:: SUPPLIED INFORMATION

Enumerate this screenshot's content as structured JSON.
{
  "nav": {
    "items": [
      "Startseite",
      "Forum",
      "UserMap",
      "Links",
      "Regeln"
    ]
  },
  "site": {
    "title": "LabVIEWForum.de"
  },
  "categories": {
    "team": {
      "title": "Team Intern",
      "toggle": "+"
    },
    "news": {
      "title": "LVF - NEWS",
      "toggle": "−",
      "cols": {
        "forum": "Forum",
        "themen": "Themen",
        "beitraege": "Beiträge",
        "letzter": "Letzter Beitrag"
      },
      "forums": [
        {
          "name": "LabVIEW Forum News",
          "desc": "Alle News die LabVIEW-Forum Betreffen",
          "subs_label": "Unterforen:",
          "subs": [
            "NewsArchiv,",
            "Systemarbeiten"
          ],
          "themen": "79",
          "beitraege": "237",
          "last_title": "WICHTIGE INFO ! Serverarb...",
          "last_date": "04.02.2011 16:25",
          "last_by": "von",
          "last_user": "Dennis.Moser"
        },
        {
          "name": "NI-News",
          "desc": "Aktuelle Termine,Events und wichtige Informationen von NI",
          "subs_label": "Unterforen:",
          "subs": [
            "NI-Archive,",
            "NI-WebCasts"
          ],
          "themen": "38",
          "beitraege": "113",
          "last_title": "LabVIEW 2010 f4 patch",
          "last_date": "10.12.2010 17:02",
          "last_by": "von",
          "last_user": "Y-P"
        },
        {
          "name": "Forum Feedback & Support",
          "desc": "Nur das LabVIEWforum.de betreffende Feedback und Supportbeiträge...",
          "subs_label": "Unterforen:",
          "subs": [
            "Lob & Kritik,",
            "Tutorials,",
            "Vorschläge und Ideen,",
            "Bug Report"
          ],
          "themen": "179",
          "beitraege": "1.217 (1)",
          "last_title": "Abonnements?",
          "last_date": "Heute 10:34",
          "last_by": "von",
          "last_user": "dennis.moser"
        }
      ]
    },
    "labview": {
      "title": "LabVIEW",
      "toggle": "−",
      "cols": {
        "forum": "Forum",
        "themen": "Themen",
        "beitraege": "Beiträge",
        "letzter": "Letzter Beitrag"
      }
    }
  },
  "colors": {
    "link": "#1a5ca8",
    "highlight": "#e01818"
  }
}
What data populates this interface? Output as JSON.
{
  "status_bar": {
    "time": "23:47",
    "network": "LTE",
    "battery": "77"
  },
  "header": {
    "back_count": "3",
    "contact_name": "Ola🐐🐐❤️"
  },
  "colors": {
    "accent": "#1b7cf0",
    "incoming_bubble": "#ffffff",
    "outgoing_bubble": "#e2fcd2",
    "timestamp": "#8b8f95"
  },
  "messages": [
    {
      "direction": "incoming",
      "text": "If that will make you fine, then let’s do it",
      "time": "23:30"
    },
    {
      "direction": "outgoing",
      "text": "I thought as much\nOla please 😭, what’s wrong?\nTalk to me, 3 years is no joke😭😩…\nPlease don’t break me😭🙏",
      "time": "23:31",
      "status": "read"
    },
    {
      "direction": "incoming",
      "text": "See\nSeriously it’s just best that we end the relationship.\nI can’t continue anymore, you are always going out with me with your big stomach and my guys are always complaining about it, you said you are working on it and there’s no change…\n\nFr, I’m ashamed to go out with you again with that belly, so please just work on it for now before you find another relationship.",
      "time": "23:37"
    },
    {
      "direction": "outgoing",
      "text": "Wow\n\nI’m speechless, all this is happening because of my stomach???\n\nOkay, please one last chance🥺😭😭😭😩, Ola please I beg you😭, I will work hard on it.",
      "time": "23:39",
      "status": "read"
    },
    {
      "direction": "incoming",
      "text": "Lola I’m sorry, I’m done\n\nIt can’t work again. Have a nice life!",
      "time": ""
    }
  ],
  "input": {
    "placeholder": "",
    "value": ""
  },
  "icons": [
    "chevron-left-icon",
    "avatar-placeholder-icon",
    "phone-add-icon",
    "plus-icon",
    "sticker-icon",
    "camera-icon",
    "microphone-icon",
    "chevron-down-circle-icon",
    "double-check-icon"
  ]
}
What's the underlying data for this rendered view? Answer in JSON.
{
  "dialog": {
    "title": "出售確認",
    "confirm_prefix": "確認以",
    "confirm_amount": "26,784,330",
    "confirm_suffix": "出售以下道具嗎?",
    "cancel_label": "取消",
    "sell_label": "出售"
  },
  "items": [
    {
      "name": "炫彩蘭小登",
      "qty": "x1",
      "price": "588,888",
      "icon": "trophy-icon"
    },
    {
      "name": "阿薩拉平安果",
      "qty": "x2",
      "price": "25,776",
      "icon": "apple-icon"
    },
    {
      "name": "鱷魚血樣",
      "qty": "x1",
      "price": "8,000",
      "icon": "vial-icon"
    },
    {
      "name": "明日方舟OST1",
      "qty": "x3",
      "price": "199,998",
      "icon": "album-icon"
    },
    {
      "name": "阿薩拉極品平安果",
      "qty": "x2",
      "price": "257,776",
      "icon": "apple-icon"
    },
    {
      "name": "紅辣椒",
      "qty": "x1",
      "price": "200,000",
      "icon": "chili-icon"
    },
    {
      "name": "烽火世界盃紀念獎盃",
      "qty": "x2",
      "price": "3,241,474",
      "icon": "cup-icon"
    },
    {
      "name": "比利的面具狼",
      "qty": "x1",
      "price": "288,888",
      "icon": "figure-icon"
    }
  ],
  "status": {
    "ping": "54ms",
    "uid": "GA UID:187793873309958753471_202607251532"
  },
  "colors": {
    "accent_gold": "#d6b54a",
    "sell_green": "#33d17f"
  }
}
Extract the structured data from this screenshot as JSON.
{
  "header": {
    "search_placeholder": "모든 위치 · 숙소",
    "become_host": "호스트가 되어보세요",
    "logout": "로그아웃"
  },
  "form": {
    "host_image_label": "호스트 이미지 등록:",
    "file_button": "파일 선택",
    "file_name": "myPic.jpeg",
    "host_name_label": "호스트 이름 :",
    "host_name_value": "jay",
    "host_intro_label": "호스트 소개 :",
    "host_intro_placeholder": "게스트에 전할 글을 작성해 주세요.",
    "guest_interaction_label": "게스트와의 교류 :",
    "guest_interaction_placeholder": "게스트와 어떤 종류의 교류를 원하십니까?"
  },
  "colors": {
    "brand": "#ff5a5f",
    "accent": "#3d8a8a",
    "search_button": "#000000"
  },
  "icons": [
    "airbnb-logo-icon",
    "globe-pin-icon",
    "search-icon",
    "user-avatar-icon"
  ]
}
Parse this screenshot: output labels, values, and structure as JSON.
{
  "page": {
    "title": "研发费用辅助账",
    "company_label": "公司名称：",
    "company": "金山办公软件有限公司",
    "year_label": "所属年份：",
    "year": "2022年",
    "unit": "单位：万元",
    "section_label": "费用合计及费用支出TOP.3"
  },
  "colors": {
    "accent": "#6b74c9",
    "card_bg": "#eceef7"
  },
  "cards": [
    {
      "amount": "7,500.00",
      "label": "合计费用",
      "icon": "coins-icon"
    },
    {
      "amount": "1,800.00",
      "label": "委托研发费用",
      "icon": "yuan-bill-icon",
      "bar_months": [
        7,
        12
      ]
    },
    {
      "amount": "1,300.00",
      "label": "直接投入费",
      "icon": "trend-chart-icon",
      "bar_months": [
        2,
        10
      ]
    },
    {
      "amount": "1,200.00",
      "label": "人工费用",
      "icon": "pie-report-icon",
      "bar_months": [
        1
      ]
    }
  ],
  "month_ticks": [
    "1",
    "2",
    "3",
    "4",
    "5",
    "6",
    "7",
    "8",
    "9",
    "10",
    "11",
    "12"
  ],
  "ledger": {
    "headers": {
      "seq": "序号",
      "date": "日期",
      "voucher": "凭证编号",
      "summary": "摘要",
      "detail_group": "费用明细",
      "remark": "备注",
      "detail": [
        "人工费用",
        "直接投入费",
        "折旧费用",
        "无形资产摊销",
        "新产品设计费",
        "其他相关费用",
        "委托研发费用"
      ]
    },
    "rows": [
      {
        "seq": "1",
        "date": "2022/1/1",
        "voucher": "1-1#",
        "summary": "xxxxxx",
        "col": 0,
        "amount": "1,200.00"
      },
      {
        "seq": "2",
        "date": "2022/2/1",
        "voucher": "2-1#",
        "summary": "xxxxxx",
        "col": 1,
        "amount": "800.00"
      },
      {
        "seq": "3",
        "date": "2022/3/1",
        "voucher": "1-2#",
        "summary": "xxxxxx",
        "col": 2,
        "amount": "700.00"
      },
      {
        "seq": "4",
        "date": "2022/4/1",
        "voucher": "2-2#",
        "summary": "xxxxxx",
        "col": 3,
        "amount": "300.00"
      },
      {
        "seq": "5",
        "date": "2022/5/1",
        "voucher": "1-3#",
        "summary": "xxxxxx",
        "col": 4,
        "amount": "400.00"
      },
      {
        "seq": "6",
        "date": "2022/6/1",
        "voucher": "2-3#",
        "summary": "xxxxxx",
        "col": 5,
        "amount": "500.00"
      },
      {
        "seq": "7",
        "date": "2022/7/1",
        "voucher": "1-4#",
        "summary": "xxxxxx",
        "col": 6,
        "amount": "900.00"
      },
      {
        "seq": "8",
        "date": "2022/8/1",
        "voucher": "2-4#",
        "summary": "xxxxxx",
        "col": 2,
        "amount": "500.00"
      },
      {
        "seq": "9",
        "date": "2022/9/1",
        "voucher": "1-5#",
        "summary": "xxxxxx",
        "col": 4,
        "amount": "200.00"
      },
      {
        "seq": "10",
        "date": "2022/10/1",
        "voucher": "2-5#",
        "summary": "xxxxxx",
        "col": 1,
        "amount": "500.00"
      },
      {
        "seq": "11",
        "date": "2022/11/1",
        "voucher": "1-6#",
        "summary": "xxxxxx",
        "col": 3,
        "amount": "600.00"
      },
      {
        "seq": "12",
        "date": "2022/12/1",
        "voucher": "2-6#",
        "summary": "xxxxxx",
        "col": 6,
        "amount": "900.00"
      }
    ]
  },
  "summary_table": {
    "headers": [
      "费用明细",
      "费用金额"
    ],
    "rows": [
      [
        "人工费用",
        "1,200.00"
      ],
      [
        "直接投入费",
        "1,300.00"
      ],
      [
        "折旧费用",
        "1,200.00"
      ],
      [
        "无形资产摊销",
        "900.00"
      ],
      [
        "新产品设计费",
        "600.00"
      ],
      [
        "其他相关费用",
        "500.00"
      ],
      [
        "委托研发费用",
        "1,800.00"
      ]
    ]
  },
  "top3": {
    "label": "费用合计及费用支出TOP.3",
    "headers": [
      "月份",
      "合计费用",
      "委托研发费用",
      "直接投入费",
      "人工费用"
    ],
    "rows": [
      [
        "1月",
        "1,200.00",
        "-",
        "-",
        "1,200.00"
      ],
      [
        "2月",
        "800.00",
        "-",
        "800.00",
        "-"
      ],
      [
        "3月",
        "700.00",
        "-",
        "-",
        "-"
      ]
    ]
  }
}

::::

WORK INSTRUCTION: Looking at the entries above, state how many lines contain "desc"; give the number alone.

SOLUTION: 3